▶ [Problem requirements]: Please report every line in the entries that contains the string "background".

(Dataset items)
________________

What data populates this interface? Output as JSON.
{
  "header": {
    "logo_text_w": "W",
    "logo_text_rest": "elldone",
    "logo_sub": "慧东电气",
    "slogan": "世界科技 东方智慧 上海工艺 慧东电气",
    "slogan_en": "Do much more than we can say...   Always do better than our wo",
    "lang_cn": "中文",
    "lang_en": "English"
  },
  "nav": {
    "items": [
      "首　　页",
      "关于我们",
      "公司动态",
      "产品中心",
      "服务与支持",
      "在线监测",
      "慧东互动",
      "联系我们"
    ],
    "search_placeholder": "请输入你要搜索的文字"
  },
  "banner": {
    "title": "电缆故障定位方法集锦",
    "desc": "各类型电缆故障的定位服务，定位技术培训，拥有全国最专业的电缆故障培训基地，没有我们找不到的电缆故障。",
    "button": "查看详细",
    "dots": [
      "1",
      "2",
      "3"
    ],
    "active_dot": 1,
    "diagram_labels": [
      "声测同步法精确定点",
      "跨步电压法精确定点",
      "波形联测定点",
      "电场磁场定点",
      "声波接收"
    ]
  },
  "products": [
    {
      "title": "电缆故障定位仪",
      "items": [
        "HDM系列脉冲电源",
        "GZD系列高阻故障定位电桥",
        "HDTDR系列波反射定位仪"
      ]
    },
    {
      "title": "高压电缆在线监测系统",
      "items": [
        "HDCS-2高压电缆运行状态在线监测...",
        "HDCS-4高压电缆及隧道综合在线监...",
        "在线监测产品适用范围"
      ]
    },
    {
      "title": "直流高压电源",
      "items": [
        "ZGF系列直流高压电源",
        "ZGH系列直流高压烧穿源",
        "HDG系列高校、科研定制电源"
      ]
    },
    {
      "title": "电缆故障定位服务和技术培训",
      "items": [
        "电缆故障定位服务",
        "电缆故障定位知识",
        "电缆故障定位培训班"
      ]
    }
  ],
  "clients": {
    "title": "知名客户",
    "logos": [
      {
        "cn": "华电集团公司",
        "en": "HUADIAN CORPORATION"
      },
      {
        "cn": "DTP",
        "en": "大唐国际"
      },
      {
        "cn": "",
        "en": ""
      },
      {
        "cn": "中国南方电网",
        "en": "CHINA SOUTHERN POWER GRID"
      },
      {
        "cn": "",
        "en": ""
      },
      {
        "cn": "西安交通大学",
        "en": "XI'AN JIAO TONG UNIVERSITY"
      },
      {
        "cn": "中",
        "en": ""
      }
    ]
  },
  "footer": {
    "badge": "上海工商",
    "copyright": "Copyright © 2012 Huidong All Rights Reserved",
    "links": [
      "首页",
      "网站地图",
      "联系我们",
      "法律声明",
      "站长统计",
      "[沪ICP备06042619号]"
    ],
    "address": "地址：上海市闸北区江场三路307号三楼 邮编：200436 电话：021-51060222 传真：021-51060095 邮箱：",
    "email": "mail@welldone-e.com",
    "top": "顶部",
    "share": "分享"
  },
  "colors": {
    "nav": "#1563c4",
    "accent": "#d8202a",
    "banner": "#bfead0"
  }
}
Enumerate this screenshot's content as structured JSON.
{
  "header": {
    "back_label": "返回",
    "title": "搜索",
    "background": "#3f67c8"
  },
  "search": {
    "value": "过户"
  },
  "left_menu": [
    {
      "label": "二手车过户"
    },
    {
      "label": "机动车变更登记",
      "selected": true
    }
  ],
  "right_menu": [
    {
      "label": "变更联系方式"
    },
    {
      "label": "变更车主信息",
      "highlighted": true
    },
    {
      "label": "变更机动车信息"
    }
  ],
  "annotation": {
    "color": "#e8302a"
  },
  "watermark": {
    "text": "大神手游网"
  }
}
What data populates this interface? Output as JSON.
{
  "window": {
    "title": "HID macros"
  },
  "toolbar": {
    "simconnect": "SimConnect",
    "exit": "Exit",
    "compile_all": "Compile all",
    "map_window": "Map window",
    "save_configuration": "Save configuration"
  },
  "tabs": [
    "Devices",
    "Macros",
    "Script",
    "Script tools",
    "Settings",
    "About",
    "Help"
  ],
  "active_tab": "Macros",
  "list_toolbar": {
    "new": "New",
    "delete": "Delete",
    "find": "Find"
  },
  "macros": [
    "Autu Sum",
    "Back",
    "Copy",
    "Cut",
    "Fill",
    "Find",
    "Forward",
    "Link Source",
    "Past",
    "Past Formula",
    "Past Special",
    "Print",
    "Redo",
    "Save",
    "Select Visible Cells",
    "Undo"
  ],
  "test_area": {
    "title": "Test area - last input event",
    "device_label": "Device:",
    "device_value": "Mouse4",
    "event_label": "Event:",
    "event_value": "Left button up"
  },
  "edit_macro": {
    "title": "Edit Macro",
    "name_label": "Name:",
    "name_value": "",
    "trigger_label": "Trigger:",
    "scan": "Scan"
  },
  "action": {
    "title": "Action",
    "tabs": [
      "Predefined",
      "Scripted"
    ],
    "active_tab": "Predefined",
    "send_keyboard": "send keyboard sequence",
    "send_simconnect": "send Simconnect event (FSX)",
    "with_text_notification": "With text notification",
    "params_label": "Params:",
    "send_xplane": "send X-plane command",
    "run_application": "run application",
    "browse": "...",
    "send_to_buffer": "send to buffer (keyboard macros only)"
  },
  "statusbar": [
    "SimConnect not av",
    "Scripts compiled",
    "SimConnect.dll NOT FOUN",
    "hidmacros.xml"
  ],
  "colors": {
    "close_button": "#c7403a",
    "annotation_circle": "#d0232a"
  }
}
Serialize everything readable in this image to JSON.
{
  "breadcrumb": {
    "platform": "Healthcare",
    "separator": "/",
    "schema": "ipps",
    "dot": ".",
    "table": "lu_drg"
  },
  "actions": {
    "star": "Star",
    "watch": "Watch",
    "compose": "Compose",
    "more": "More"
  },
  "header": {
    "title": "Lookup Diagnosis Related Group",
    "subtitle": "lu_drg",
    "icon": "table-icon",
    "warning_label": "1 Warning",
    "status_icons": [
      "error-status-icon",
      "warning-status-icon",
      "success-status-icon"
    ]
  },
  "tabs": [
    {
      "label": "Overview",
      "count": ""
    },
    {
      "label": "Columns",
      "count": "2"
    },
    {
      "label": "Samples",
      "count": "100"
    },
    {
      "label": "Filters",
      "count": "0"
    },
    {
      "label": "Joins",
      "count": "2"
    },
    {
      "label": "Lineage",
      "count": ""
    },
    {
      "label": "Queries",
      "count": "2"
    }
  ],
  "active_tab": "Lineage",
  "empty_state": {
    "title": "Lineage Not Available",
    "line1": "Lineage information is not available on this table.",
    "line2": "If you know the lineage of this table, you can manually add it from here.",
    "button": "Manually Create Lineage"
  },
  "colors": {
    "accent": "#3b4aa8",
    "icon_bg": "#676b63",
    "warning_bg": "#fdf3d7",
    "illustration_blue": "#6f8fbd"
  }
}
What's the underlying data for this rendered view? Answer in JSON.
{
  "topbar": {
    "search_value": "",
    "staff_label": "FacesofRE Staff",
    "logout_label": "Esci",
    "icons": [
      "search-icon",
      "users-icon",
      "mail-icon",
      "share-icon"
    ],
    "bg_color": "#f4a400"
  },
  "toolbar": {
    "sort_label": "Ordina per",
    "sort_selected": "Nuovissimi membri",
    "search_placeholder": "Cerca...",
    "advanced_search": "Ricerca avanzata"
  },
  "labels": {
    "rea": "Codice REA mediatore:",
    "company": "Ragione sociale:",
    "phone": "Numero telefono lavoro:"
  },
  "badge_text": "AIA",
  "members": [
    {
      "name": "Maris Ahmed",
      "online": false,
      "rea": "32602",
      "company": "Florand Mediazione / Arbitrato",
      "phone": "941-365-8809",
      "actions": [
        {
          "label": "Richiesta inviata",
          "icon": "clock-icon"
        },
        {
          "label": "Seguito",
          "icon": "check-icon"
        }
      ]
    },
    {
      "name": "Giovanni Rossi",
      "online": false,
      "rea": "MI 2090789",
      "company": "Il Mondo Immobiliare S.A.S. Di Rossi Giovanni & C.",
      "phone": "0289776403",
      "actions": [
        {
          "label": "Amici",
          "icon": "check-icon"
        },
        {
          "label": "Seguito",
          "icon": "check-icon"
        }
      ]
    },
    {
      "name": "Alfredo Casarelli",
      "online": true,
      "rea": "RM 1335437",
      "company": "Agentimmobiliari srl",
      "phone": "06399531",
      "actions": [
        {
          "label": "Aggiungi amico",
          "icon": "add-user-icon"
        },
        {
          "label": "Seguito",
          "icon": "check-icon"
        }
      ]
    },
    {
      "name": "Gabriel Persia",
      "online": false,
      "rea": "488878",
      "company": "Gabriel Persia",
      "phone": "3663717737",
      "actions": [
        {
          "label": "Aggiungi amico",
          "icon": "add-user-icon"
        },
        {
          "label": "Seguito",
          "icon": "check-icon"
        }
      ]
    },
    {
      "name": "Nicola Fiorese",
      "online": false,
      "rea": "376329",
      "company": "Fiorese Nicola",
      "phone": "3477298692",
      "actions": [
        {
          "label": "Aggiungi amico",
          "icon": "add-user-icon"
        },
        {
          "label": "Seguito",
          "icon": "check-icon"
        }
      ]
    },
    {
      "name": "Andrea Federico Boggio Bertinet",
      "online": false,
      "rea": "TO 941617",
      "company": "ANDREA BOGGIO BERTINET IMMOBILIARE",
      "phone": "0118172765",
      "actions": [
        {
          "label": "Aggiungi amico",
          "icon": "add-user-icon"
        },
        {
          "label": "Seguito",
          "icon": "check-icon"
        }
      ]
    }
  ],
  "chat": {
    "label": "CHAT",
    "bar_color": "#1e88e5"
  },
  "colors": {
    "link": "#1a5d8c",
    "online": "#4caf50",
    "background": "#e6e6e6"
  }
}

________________

▶ [Response area]:
    "background": "#3f67c8"
    "background": "#e6e6e6"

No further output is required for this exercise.